**Exercise details:**
Every line containing the string "derren" should be returned from the records.

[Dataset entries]
****************

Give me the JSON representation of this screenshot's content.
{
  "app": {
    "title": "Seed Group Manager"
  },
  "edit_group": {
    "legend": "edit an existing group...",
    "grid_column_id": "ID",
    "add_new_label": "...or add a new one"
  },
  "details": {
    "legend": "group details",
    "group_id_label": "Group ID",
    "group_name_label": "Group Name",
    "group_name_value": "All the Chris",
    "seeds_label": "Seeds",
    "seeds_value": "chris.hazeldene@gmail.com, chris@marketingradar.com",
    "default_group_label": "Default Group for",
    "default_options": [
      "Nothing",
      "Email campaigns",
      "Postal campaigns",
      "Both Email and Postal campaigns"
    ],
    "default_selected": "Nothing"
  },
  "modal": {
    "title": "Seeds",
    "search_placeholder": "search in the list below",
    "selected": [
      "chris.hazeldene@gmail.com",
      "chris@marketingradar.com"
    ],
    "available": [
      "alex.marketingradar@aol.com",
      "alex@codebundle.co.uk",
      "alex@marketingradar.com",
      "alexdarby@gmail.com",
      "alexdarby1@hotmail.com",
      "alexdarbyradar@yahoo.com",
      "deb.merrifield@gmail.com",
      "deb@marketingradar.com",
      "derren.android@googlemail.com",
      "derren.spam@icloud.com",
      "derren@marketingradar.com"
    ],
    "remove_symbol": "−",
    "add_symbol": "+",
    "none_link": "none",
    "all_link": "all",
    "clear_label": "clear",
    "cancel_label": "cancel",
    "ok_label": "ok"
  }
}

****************

**Solution to this task:**
      "derren.android@googlemail.com",
      "derren.spam@icloud.com",
      "derren@marketingradar.com"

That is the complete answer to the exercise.